This year marks 50 years of Pride, so it seems only fitting that Metro.co.uk goes above and beyond in our ongoing LGBTQ+ support, through a wealth of content that not only celebrates all things Pride, but also share stories, take time to reflect and raises awareness for the community this Pride Month.

And we’ve got some great names on board to help us, too.

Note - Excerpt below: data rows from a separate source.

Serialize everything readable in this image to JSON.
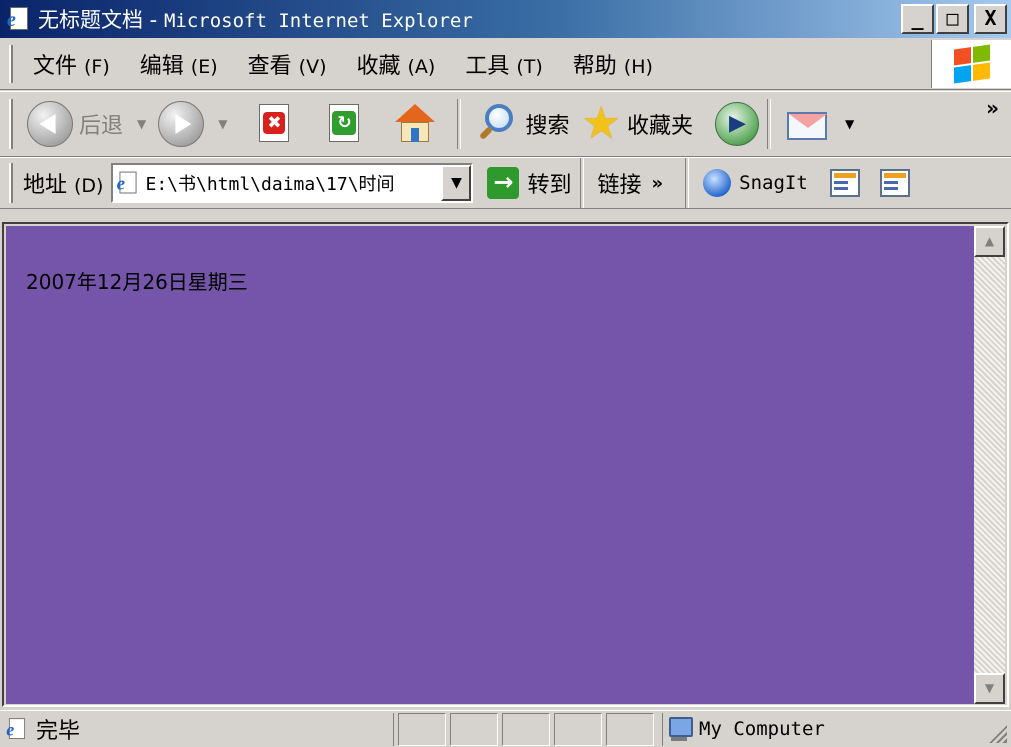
{
  "window": {
    "title_cn": "无标题文档",
    "title_sep": " - ",
    "title_app": "Microsoft Internet Explorer",
    "min_glyph": "_",
    "max_glyph": "□",
    "close_glyph": "X"
  },
  "menu": {
    "items": [
      {
        "label": "文件",
        "key": "(F)"
      },
      {
        "label": "编辑",
        "key": "(E)"
      },
      {
        "label": "查看",
        "key": "(V)"
      },
      {
        "label": "收藏",
        "key": "(A)"
      },
      {
        "label": "工具",
        "key": "(T)"
      },
      {
        "label": "帮助",
        "key": "(H)"
      }
    ]
  },
  "toolbar": {
    "back_label": "后退",
    "search_label": "搜索",
    "favorites_label": "收藏夹",
    "more_glyph": "»",
    "dropdown_glyph": "▼",
    "stop_glyph": "✖",
    "refresh_glyph": "↻"
  },
  "address": {
    "label": "地址",
    "key": "(D)",
    "value": "E:\\书\\html\\daima\\17\\时间",
    "dropdown_glyph": "▼",
    "go_glyph": "→",
    "go_label": "转到",
    "links_label": "链接",
    "links_glyph": "»",
    "snagit_label": "SnagIt"
  },
  "content": {
    "date_text": "2007年12月26日星期三",
    "background": "#7555aa"
  },
  "scrollbar": {
    "up_glyph": "▲",
    "down_glyph": "▼"
  },
  "status": {
    "text": "完毕",
    "zone": "My Computer"
  }
}
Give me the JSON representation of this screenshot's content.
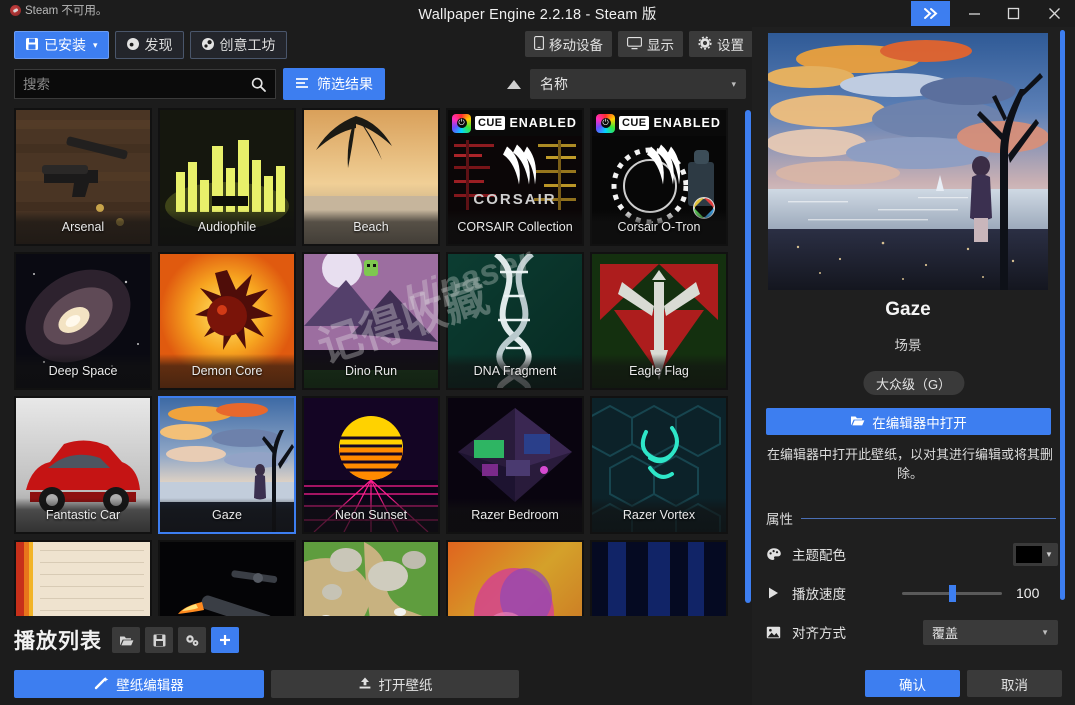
{
  "window": {
    "title": "Wallpaper Engine 2.2.18 - Steam 版",
    "steam_status": "Steam 不可用。",
    "controls": {
      "expand": "»",
      "minimize": "minimize-icon",
      "maximize": "maximize-icon",
      "close": "close-icon"
    }
  },
  "tabs": [
    {
      "label": "已安装",
      "icon": "save-icon",
      "active": true,
      "caret": "▾"
    },
    {
      "label": "发现",
      "icon": "discover-icon",
      "active": false
    },
    {
      "label": "创意工坊",
      "icon": "steam-icon",
      "active": false
    }
  ],
  "tools": [
    {
      "label": "移动设备",
      "icon": "phone-icon"
    },
    {
      "label": "显示",
      "icon": "monitor-icon"
    },
    {
      "label": "设置",
      "icon": "gear-icon"
    }
  ],
  "search": {
    "placeholder": "搜索",
    "value": "",
    "icon": "search-icon"
  },
  "filter_button": {
    "label": "筛选结果",
    "icon": "filter-icon"
  },
  "sort": {
    "direction_icon": "sort-ascending-icon",
    "selected": "名称",
    "caret": "▾"
  },
  "grid": {
    "items": [
      {
        "title": "Arsenal",
        "kind": "guns"
      },
      {
        "title": "Audiophile",
        "kind": "equalizer"
      },
      {
        "title": "Beach",
        "kind": "beach"
      },
      {
        "title": "CORSAIR Collection",
        "kind": "corsair",
        "banner": true
      },
      {
        "title": "Corsair O-Tron",
        "kind": "corsair-otron",
        "banner": true
      },
      {
        "title": "Deep Space",
        "kind": "galaxy"
      },
      {
        "title": "Demon Core",
        "kind": "demoncore"
      },
      {
        "title": "Dino Run",
        "kind": "dinorun"
      },
      {
        "title": "DNA Fragment",
        "kind": "dna"
      },
      {
        "title": "Eagle Flag",
        "kind": "eagle"
      },
      {
        "title": "Fantastic Car",
        "kind": "car"
      },
      {
        "title": "Gaze",
        "kind": "gaze",
        "selected": true
      },
      {
        "title": "Neon Sunset",
        "kind": "neon"
      },
      {
        "title": "Razer Bedroom",
        "kind": "bedroom"
      },
      {
        "title": "Razer Vortex",
        "kind": "vortex"
      },
      {
        "title": "",
        "kind": "paper"
      },
      {
        "title": "",
        "kind": "rocket"
      },
      {
        "title": "",
        "kind": "sheep"
      },
      {
        "title": "",
        "kind": "bokeh"
      },
      {
        "title": "",
        "kind": "bluehex"
      }
    ],
    "cue_banner": {
      "badge": "CUE",
      "text": "ENABLED"
    },
    "corsair_word": "CORSAIR",
    "watermark_1": "记得收藏",
    "watermark_2": "Hipaser"
  },
  "playlist": {
    "title": "播放列表",
    "buttons": [
      {
        "icon": "folder-open-icon",
        "name": "open-playlist"
      },
      {
        "icon": "save-icon",
        "name": "save-playlist"
      },
      {
        "icon": "settings-gears-icon",
        "name": "playlist-settings"
      },
      {
        "icon": "plus-icon",
        "name": "add-playlist",
        "accent": true
      }
    ]
  },
  "bottom_buttons": [
    {
      "label": "壁纸编辑器",
      "icon": "wand-icon",
      "primary": true
    },
    {
      "label": "打开壁纸",
      "icon": "upload-icon",
      "primary": false
    }
  ],
  "details": {
    "wallpaper_title": "Gaze",
    "wallpaper_type": "场景",
    "rating_badge": "大众级（G）",
    "open_editor_button": {
      "label": "在编辑器中打开",
      "icon": "folder-icon"
    },
    "editor_description": "在编辑器中打开此壁纸，以对其进行编辑或将其删除。",
    "properties_heading": "属性",
    "properties": [
      {
        "icon": "palette-icon",
        "label": "主题配色",
        "control": "color",
        "value": "#000000"
      },
      {
        "icon": "play-icon",
        "label": "播放速度",
        "control": "slider",
        "value": "100",
        "min": 0,
        "max": 200
      },
      {
        "icon": "image-icon",
        "label": "对齐方式",
        "control": "select",
        "value": "覆盖"
      }
    ],
    "confirm_button": "确认",
    "cancel_button": "取消"
  },
  "colors": {
    "accent": "#3d7ef0",
    "bg": "#1c1c1c",
    "panel_bg": "#1f1f1f",
    "button_bg": "#3a3a3a"
  }
}
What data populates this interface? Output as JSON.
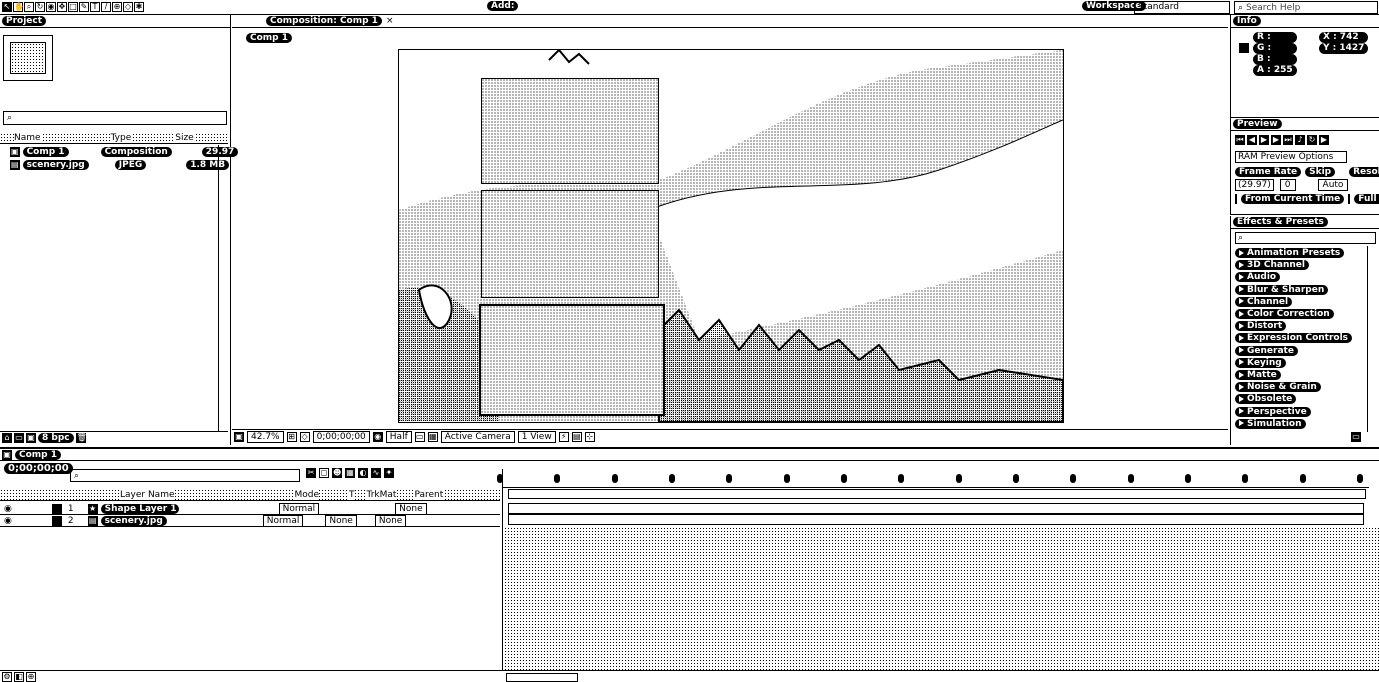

From a list of famous guest editors taking over the site for a week that includes Rob Rinder, Nicola Adams, Peter Tatchell,Kimberly Hart-Simpson,John Whaite, Anna Richardson and Dr Ranj, as well as the likes of Sir Ian McKellen and Drag Race stars The Vivienne,Lawrence Chaney and Tia Kofioffering their insights. 

During Pride Month, which runs from 1 - 30 June, Metro.co.uk will also be supporting Kyiv Pride, a Ukrainian charity forced to work harder than ever to protect the rights of the LGBTQ+ community during times of conflict, and youth homelessness charity AKT. To find out more about their work, and what you can do to support them, click here.

For Metro.co.uk's latest Pride coverage, click here.